Chart 1:
@#$_Chart001 [covered lives by estimated diabetes status]

Improving Health and Costs
The calculator is based on evidence showing that improved glycemic control in people with diabetes results in lower medical costs and lower costs attributable to lost productivity. You elected to estimate the impact of @#$_n009 [intervention that the user chooses] for improving control of diabetes on your organization's diabetes-related direct and indirect costs. The best available summary of the evidence1 found that on average, @#$_n009 [intervention that the user chooses] programs reduced median hemoglobin A1c (HbA1c)2 levels by @#$_n010 [average number of reduction in HbA1c points that the selected intervention is estimated to achieve] points. The calculator estimates that a reduction of this level among covered lives with diabetes would shift the distribution of HbA1c levels among your organization's covered lives with diabetes as shown in Chart 2 below.

Chart 2:
@#$_Chart002 [estimated Hemoglobin A1c distribution before and after intervention]

This reduction in average HbA1c level would lower your organization's annual health care costs by an estimated $@#$_n011 [estimated annual reduction in health care costs (including direct and indirect costs) that would be achieved by implementing the selected intervention] or $@#$_n012 [estimated annual per person reduction in health care costs (including direct and indirect costs) that would be achieved by implementing the selected intervention] per person receiving the intervention. This includes $@#$_n013 [estimated annual reduction in direct medical expenditures that would be achieved by implementing the intervention] in medical savings from improved @#$_n009 [selected intervention], $@#$_n014 [estimated annual cost of the selected intervention] in increased costs to implement the intervention, and $@#$_n015 [estimated annual reduction in indirect costs that would be achieved through the selected intervention] in indirect savings due to improved productivity.3 See Chart 3 below. These estimates include the costs of the intervention (if entered) and are based on your projection that @#$_n016 [percentage of the organization's employees and dependents with diabetes that the user estimates would receive the intervention] of covered lives with diabetes would receive the intervention.

Chart 3:
@#$_Chart003 [gross annual savings broken out by savings from reduced direct health care expenditures and reduced lost productivity costs]

1. Shojania KG, Ranji SR, Shaw LK, Charo LN, Lai JC, Rushakoff RJ, McDonald KM, Owens DK. Diabetes Mellitus Care. Vol. 2 of: Shojania KG, McDonald KM, Wachter RM, Owens DK. Closing the Quality Gap: A Critical Analysis of Quality Improvement Strategies. Technical Review 9 (Contract No. 290-02-0017 to the Stanford University-UCSF Evidence-based Practice Center). AHRQ Publication No. 04-0051-2. Rockville, MD: Agency for Healthcare Research and Quality.
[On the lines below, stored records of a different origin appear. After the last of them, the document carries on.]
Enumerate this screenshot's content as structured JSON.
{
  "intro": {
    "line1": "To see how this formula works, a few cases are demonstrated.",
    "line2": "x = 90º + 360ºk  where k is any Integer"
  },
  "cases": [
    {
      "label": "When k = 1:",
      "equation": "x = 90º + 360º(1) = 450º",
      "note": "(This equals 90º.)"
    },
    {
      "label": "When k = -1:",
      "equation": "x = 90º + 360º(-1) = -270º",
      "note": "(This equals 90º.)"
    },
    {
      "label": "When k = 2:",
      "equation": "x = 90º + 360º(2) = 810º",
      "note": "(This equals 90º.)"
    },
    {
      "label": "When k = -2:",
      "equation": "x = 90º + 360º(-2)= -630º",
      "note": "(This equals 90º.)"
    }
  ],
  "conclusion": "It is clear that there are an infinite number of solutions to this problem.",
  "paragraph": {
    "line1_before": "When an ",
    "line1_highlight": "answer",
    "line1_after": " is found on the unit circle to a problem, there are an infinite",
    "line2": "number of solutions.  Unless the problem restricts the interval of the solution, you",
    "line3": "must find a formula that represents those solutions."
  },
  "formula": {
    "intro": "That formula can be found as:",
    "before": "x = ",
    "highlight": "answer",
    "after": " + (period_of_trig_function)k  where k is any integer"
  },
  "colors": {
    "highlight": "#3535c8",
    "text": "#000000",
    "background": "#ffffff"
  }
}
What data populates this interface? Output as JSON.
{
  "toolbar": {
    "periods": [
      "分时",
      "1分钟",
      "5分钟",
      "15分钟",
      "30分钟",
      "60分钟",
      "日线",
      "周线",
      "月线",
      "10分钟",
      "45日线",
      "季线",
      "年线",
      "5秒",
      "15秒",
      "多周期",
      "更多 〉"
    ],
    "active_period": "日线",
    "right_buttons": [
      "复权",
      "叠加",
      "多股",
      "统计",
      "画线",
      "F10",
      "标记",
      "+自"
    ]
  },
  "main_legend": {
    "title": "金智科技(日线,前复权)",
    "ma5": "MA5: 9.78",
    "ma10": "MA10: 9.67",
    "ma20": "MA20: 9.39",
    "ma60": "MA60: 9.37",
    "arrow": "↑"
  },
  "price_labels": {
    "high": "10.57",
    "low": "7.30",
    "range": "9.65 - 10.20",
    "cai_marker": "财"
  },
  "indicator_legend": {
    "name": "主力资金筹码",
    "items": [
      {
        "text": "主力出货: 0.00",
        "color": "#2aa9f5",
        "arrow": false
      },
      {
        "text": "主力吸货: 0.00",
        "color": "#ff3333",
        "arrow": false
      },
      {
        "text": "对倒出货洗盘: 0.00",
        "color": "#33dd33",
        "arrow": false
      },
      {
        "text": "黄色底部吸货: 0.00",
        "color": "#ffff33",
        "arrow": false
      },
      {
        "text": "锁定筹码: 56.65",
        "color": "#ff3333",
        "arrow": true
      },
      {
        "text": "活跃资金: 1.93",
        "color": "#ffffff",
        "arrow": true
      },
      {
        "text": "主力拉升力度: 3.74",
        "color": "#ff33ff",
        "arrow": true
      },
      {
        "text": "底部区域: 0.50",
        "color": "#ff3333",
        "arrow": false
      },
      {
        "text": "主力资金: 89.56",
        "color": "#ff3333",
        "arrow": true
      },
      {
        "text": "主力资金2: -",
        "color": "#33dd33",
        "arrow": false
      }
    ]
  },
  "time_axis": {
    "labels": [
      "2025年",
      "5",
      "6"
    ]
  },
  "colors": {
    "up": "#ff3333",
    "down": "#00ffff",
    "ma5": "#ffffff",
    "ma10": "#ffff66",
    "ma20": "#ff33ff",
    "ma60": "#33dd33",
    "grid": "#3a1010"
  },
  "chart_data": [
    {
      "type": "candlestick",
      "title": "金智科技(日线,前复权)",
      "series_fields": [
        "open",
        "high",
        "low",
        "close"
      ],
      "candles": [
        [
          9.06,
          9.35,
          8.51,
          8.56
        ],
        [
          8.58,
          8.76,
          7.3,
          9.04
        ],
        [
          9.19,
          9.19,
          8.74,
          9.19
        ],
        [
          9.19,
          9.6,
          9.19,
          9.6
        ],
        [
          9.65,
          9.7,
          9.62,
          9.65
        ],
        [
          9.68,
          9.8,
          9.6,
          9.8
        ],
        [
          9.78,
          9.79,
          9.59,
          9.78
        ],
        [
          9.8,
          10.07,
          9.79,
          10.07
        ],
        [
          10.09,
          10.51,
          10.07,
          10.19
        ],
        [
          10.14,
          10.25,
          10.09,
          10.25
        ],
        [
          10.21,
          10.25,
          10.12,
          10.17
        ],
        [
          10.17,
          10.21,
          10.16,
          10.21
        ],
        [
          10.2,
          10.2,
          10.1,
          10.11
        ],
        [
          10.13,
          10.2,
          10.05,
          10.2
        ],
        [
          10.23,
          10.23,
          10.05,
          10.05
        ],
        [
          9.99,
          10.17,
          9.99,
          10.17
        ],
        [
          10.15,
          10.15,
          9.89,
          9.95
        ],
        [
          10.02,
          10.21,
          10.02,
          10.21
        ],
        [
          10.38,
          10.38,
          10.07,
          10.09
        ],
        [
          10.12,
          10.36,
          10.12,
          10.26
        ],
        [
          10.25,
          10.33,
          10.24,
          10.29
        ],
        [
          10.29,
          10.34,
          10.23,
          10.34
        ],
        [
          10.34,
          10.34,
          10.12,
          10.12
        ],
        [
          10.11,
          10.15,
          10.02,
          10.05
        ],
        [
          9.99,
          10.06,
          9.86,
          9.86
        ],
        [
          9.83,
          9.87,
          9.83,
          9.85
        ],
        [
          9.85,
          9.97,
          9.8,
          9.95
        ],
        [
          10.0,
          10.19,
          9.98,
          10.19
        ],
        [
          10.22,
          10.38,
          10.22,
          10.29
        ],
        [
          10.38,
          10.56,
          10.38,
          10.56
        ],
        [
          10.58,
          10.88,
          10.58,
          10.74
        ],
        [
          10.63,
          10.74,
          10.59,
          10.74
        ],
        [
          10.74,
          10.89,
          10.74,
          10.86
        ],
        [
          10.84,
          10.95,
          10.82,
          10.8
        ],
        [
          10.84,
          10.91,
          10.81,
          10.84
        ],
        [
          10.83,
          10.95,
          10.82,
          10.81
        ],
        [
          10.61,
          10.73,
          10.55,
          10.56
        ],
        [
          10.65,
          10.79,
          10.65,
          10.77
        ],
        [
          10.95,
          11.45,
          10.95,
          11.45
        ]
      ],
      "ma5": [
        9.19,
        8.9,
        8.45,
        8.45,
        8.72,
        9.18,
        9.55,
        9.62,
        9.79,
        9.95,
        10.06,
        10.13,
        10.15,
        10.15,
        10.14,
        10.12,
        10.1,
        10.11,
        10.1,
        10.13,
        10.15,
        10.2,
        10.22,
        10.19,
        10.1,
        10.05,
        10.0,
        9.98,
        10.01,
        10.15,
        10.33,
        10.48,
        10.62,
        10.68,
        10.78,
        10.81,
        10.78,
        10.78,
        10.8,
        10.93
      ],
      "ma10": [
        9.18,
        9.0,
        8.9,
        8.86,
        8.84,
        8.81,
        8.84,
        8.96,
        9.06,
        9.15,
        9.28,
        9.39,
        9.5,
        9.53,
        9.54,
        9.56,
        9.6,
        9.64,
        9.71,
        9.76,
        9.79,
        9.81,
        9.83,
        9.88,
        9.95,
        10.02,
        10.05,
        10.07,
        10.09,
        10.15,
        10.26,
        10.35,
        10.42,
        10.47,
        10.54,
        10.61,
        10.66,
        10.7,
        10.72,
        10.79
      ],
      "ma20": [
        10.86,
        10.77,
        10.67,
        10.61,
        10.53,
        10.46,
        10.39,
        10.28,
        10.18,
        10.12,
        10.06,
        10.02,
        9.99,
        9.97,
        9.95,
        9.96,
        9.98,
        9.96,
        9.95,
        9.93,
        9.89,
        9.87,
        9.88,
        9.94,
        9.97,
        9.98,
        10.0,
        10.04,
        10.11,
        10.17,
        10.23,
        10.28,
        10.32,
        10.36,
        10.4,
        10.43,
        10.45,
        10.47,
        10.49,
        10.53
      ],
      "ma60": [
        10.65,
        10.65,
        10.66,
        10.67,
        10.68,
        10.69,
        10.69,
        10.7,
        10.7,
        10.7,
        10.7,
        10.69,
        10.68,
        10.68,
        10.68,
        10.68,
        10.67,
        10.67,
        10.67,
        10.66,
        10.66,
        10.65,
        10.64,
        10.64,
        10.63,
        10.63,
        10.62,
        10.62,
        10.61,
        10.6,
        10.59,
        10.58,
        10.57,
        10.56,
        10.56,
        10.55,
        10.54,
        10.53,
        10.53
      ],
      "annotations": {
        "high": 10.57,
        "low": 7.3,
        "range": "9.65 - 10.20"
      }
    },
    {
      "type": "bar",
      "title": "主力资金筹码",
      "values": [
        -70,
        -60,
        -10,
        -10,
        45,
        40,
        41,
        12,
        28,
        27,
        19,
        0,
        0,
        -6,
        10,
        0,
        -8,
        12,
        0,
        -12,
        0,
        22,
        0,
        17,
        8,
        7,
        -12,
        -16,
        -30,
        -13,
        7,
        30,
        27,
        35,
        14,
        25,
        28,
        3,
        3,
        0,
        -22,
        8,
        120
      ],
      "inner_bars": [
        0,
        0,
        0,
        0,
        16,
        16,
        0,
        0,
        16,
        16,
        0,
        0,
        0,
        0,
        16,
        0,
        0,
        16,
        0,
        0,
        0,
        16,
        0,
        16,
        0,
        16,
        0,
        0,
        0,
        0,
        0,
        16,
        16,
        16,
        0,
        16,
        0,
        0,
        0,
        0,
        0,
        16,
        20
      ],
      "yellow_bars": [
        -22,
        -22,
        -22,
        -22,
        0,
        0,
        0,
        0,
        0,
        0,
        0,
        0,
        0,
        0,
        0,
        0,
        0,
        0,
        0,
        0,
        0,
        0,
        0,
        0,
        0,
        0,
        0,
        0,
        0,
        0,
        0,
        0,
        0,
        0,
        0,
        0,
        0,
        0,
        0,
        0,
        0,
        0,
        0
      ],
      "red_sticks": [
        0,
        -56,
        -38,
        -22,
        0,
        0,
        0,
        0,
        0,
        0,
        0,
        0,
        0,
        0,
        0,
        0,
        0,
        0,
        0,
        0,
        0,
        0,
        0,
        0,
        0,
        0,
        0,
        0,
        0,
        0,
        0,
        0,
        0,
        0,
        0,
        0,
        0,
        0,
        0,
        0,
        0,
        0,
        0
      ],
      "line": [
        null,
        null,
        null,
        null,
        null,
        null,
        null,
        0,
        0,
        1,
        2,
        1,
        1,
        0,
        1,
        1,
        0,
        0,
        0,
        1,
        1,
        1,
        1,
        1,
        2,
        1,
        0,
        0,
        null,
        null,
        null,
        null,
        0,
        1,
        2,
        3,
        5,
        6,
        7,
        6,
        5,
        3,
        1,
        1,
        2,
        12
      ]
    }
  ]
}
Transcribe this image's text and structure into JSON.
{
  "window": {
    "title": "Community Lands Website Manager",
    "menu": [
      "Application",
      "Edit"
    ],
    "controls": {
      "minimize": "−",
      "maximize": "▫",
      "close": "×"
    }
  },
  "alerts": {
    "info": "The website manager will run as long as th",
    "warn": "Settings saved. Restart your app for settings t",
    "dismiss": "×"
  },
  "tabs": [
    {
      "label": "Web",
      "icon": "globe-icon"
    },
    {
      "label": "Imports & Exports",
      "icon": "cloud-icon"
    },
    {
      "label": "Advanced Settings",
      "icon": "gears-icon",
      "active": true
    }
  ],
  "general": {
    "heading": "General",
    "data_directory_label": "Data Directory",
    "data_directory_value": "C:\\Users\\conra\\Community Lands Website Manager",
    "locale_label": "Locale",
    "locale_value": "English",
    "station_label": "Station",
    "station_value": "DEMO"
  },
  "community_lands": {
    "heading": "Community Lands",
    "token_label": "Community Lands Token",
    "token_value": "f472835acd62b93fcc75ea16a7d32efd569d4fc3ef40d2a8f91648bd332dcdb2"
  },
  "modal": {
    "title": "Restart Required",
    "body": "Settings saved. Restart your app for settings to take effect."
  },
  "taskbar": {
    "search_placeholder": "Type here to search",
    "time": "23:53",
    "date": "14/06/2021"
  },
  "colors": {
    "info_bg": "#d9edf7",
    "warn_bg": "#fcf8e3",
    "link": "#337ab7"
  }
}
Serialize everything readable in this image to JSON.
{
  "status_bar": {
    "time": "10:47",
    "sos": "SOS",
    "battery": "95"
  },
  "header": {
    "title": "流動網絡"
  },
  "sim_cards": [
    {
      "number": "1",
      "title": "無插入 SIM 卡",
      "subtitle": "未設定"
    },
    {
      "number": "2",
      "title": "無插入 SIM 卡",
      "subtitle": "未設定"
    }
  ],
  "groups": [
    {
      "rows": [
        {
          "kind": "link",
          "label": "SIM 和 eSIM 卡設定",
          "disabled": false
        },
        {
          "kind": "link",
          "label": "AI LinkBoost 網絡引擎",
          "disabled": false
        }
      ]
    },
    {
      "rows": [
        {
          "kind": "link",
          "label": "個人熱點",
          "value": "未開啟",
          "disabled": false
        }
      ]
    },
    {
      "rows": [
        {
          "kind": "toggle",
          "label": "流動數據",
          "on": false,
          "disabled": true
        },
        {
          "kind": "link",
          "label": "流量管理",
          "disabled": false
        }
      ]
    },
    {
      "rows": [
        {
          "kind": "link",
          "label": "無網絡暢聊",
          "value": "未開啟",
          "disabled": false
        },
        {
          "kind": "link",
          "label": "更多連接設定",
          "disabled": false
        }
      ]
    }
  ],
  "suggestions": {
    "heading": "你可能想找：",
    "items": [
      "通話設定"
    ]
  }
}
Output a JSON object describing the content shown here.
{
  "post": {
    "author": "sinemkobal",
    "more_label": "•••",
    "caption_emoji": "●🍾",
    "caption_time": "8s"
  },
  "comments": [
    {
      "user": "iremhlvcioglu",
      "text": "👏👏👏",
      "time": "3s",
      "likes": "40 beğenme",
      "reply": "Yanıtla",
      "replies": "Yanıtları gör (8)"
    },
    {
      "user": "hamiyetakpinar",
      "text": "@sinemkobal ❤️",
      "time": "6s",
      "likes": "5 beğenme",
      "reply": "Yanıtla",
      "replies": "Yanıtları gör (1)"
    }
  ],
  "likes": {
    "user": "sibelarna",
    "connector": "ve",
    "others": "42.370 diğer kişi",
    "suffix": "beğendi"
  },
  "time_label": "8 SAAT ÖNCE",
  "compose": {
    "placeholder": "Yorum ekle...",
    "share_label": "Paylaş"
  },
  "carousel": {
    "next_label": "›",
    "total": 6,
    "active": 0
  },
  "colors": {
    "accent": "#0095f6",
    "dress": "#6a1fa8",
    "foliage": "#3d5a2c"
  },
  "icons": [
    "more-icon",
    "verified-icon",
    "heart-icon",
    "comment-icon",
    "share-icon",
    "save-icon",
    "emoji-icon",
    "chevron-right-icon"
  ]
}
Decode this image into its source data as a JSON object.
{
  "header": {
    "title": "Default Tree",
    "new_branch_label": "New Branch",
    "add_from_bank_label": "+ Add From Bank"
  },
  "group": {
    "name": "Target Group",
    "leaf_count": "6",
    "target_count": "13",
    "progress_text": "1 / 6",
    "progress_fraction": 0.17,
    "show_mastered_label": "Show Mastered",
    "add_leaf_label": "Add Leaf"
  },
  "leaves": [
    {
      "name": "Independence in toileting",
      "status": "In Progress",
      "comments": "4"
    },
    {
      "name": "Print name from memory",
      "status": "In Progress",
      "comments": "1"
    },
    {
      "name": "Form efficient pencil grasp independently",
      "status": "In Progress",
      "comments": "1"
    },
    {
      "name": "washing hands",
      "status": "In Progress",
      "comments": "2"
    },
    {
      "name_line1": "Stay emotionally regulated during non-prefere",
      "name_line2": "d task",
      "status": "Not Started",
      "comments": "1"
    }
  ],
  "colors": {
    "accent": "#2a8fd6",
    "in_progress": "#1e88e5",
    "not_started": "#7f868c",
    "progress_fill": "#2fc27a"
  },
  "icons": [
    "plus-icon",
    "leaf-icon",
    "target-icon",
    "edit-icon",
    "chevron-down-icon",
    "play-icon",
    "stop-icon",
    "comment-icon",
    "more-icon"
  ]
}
September 2004.
2. For diabetes patients, hemoglobin A1c (HbA1c) levels indicate how successfully patients are managing their condition, with lower levels indicating greater success.
3. The estimated cost savings may be lower because the primary studies were cross-sectional, not longitudinal. This means that in estimating the costs of care for individuals at different HbA1c levels, they did not distinguish between the costs for people who had maintained those levels for long periods of time and people whose HbA1c levels may have been higher or lower in the past.

Return to Instructions


The information on this page is archived and provided for reference purposes only.


AHRQ Advancing Excellence in Health Care